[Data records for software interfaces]
◆ ◆ ◆ ◆

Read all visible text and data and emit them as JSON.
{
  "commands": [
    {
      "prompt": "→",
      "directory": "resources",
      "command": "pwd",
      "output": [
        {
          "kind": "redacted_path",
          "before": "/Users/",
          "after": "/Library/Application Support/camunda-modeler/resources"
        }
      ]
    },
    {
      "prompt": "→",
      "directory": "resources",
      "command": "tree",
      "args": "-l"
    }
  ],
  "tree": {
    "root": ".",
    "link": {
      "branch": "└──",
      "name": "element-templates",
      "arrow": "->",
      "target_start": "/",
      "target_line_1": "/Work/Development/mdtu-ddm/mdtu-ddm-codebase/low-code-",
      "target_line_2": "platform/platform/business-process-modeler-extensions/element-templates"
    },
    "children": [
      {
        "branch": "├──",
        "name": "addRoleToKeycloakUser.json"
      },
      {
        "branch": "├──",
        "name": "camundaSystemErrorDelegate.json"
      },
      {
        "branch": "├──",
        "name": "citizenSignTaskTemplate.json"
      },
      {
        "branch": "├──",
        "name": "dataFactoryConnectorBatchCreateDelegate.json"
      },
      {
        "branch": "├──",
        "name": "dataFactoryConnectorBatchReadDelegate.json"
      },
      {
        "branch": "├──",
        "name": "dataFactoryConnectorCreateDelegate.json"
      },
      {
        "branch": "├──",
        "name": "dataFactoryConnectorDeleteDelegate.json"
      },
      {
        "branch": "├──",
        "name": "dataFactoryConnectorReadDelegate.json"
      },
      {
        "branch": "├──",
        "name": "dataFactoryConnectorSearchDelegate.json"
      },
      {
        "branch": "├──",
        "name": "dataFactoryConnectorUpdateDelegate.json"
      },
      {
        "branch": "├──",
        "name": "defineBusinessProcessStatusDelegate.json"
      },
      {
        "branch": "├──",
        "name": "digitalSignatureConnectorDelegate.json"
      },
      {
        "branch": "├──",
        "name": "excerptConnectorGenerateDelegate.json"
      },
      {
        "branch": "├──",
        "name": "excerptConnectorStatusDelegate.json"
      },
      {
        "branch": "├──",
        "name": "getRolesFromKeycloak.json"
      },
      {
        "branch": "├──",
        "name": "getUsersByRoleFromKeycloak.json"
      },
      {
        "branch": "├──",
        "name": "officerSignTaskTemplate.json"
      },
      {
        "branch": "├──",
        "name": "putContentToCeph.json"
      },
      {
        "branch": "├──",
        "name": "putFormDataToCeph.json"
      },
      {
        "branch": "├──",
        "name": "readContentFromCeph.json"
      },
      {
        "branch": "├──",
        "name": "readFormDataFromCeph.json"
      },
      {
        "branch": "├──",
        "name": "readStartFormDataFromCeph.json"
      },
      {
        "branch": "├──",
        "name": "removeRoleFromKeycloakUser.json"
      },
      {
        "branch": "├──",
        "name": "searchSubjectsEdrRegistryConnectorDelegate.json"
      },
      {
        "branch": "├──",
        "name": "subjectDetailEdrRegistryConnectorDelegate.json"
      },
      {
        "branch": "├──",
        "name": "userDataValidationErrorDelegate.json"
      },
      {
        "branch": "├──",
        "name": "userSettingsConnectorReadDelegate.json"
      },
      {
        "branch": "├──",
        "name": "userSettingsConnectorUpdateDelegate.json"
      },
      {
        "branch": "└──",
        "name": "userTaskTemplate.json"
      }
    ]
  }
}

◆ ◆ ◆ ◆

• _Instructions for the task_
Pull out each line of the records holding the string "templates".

• _Response to the task_
      "name": "element-templates",
      "target_line_2": "platform/platform/business-process-modeler-extensions/element-templates"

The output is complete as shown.